Specific tasks in the kitchen require bright light for reading recipes, chopping veggies and measuring ingredients. Under-counter fixtures can help add the right level to make these activities easier on your eyes and safer for your fingers.
Wireless are inexpensive and won’t need an electrician for installation. They run on AAA batteries;
These dimmable lights plug into the nearest outlet.
Ceiling Mount Lights
Other activities in the kitchen don’t require such intense amounts of light. Overhead can and ceiling mount fixtures work great.
These can fixtures are in many homes.
Inexpensive options for ceiling mount lights.
Track Lights Provide Flexibility
Each head can be aimed where you want it.
Each head can be aimed where you want it. These might be great for a breakfast bar where heads can be pointed at specific areas or for a general source. This fixture looks nice, too. A benefit of track light is the option of the moving the light fixtures angles.
Make sure fixtures work with dimmer switches for light level control. These are examples of multiple levels of light sources to use alone or together.
Bathrooms are the second most used rooms in the house. Bright lights are needed here, but too much light can cause glare off of shiny faucets and mirrors. Most often, the bathroom will have a central overhead light, and a row of lights over the sink. Dimmer switches help adjust the level that’s needed between brushing teeth to shaving.
Side lights around the mirror give good light which isn’t as harsh as overhead fixtures. This approach is a nice way to get enough without glare;
Low level lights, like this rope light under the toe kick of a cabinet can add just enough light for the midnight visit when a blinding bright is unwelcome
The Living Room
Everything from reading to watching tv and entertaining happens in the living room. This space may have one or several windows. Adding layers of curtains like sheers to thicker material provides control over the level of natural light coming into the room.
Shades and blinds work well too;
And these Cordless Blackout Roman Shades
Other Lighting Solutions
Lightbulbs and Switches
Controlling levels of light is an easy way to manage light levels. Bulbs come in many types, colors and levels. Here’s a helpful guide to understanding the different types and a good resource for learning about the variety and uses of bulb colors.
Local hardware and lighting stores are great resources for help with bulbs and dimmer switches. Rocker, touch light and other easy to use are easiest for all ages and abilities.

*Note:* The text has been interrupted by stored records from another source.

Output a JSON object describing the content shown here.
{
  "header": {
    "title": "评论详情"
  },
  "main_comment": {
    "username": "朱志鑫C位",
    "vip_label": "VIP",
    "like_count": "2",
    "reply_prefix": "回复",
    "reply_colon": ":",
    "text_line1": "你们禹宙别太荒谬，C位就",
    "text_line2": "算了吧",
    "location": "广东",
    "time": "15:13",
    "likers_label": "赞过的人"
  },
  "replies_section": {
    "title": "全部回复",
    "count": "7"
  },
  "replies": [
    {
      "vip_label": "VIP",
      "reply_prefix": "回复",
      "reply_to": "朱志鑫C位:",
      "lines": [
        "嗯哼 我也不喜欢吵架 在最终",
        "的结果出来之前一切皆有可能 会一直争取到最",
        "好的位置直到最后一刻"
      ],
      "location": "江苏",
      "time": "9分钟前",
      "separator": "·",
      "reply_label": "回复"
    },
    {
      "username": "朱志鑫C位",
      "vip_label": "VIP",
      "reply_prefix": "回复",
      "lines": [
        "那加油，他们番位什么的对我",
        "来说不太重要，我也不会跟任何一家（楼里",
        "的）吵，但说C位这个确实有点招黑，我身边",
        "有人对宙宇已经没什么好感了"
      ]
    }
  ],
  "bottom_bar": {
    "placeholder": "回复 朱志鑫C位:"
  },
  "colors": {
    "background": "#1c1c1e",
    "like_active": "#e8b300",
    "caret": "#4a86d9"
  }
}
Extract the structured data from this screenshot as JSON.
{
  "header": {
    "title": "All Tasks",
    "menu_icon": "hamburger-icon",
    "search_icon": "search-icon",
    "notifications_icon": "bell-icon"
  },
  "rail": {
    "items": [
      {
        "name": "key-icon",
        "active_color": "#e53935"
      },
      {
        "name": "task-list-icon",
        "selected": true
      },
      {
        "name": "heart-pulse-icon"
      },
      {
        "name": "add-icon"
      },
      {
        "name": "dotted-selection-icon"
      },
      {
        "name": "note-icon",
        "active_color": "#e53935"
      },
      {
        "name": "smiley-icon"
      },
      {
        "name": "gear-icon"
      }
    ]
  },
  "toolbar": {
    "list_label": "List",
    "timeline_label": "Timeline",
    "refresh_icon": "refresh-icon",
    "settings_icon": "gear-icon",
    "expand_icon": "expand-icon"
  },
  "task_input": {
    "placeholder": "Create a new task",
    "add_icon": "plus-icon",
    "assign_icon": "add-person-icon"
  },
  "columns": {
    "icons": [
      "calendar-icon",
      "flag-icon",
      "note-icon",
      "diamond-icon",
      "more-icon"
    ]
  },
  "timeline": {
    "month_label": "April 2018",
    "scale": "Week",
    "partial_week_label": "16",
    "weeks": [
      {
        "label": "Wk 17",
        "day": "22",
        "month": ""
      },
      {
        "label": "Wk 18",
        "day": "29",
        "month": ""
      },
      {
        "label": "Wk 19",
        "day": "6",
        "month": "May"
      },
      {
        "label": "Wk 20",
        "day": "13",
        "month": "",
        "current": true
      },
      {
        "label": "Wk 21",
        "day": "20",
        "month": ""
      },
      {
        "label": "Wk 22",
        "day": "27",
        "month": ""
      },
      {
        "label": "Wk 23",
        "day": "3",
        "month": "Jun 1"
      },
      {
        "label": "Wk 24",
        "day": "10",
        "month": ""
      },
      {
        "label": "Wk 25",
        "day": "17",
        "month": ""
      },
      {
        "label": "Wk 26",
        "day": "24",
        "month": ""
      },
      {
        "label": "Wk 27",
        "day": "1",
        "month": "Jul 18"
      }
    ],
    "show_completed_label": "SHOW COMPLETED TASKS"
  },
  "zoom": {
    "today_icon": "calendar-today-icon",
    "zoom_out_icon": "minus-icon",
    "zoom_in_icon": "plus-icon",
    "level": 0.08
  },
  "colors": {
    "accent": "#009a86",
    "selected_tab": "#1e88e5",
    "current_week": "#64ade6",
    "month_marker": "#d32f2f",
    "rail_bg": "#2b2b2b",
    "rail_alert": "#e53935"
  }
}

This switch is technologically advanced and will work with Amazon’s Alexa voice activated ability.
Wall sconces add ambient light help light hallways and big rooms;
Halls, Stairs and Handrails
Halls and stairways can be tough places to manage, especially without proper lighting. Make sure to clear away all of the “stuff” that accumulates on floors and stair treads for safety. Light fixtures along the baseboards of long hallways rope lights can be added to handrails for better vision. There are lots of options for wireless fixtures that are easy to use. See some of the options at the beginning of this article.
Safety starts outside the home. Make sure that the front access is clear of clutter and well lit. Solar fixtures are great for adding light without having to hire an electrician. Important areas are to illuminate are the front door, and your house numbers for emergency vehicles to see, as well as your visitors.
Good lighting is essential to safety and comfort in a home, for every age. Assessing where different types of lighting and control options is the right place to start designing a plan to improve lighting options. Solutions for improving lighting such as fixtures, switches and window coverings don’t have to be expensive. They just need to be implemented.
Need help with figuring out what will be the optimal lighting in your home? Contact me and start designing your plan for safe lighting.